One part of the “Fair Water: A Right of All” series can be seen from 16th Street in a space shared by the Former Residence of the Ambassadors of Spain and the Mexican Cultural Institute. “La Cascada (Let’s Go fetch Water!)” is a 13-foot-high, 30-foot-long public art installation of hundreds of recycled water buckets placed on a large cantilevered shelf. Water runs around and between the buckets as it makes its way toward the ground. Designed by the Spanish art collective Luzinterruptus, “La Cascada” is meant to remind viewers of the daily struggles that ordinary people around the world, especially women, go through to provide life-giving water for their families. The water meanders slowly, rather than rapidly, around the cascade of buckets, emphasizing its preciousness for those who make long, sometimes hazardous, journeys to collect it each day. Not a drop must be lost.
This is an important message for us in America who tend to think of water as an ever-renewable, inexhaustible resource. “Fair Water: A Right of All” creatively reminds us that water is indeed a limited resource that we share with the rest of the planet.
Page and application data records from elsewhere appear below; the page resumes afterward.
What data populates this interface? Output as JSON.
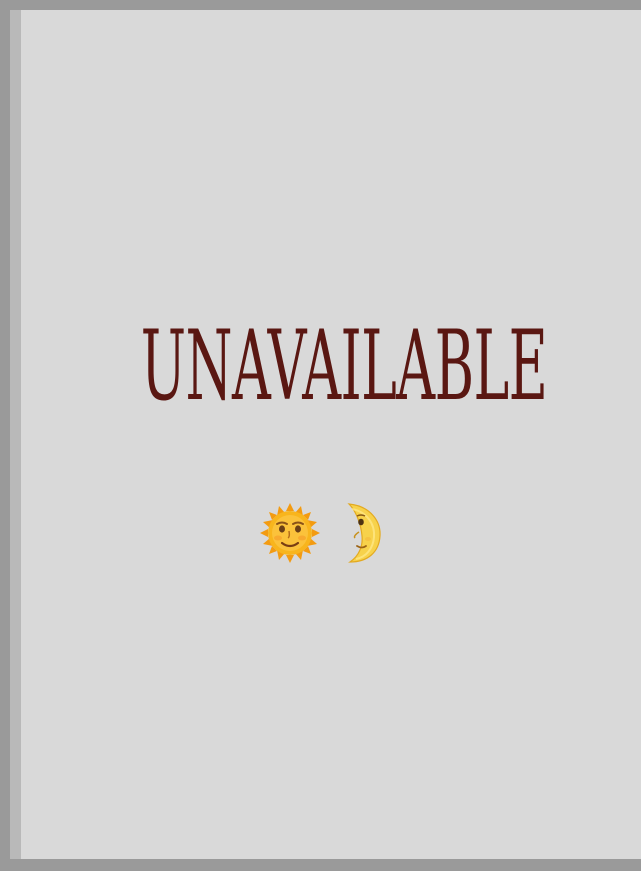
{
  "message": {
    "headline": "UNAVAILABLE"
  },
  "icons": [
    {
      "name": "sun-with-face-icon",
      "glyph": "🌞",
      "color": "#f6b11a"
    },
    {
      "name": "last-quarter-moon-with-face-icon",
      "glyph": "🌜",
      "color": "#f7d64a"
    }
  ],
  "colors": {
    "frame": "#9a9a9a",
    "panel": "#d9d9d9",
    "left_strip": "#b9b9b9",
    "headline": "#5a1712"
  }
}
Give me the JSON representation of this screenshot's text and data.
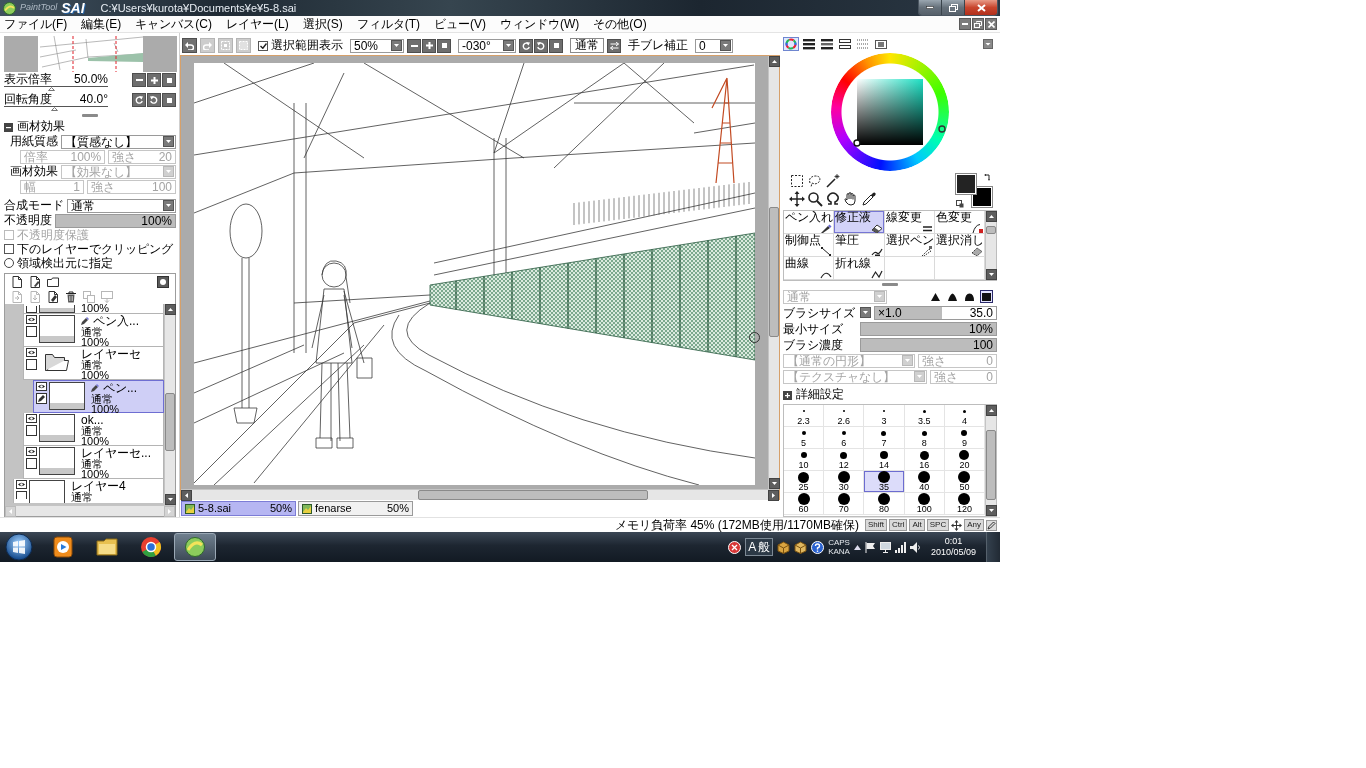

And as the collaborative nature of these artworks suggests, finding solutions to the equitable distribution and safety of water must be a collaborative effort, too.
Fair Water: A Right of All
through Sept. 27
Residence of the Former Ambassadors of Spain
2801 16th St., NW
(202) 728-2334. |. www.spainculture.us/city/washington-dc/fair-water-the-water-office/
About the Author
Deryl Davis is a contributing writer for The Washington Diplomat.